• [Aim of the task]
Within the records that follow, count the lines containing the string "date". Reply only with the count.
Task input: Begin
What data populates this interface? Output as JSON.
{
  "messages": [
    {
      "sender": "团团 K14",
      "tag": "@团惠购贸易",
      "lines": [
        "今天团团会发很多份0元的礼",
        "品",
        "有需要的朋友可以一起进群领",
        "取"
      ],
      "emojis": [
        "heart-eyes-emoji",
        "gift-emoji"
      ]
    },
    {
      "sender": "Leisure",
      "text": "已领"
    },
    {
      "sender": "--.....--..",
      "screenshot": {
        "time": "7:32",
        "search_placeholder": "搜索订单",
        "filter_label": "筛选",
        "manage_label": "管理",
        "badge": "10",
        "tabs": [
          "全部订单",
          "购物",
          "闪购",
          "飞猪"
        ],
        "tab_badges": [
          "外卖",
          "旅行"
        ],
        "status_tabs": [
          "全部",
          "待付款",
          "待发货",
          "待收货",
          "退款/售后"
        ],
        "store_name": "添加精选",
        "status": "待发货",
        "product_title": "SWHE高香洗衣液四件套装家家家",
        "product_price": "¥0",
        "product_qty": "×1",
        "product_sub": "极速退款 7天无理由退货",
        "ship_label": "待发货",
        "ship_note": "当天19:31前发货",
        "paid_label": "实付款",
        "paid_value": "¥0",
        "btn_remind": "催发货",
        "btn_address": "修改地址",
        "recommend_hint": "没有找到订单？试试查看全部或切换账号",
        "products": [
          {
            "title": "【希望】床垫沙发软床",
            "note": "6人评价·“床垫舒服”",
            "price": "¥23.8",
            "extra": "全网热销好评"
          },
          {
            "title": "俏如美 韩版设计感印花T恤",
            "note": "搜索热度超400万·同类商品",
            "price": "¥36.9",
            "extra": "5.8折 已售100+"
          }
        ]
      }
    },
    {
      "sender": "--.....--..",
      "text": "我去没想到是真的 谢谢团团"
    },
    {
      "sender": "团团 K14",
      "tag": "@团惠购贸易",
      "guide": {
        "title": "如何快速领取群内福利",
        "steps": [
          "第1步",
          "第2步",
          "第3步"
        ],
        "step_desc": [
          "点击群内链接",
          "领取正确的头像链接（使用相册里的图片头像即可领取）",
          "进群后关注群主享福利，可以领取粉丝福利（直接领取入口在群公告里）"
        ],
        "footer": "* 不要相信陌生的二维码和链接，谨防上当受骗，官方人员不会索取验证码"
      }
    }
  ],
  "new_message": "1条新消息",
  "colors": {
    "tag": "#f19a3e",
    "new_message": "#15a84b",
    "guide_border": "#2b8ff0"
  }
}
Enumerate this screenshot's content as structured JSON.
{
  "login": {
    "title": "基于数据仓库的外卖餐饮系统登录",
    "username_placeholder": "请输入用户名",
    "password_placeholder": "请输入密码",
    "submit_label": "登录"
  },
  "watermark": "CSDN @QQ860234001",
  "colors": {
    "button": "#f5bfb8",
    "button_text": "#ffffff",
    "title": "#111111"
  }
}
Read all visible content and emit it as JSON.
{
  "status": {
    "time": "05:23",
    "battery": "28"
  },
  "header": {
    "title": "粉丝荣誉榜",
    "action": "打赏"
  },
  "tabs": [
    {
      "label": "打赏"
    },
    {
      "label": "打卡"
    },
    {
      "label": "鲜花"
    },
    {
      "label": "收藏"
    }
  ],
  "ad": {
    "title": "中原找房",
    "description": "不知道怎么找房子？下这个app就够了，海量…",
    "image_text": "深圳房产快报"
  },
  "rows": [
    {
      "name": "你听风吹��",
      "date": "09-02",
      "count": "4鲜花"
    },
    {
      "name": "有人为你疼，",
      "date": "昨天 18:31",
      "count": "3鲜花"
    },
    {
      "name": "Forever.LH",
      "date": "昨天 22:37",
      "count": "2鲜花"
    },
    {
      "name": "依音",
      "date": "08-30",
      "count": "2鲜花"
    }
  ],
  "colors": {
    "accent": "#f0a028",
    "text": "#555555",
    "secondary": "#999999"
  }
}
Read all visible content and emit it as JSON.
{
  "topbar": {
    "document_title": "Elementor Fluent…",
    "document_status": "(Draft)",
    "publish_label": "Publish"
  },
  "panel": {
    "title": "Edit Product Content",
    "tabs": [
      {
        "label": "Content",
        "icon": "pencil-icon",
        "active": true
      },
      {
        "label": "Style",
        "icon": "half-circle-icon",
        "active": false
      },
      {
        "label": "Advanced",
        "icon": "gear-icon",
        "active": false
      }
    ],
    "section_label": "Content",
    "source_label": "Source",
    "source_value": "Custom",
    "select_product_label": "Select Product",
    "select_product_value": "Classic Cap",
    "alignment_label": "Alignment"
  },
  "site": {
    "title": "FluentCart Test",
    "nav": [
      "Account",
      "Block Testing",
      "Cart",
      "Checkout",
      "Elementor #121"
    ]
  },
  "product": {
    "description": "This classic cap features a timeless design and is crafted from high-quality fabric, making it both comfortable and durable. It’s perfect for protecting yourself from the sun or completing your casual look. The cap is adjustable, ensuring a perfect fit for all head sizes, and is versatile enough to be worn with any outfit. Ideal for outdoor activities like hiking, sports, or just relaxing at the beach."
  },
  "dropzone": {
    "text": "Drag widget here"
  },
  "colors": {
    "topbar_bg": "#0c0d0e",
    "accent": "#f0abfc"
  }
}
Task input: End
• [Response]
4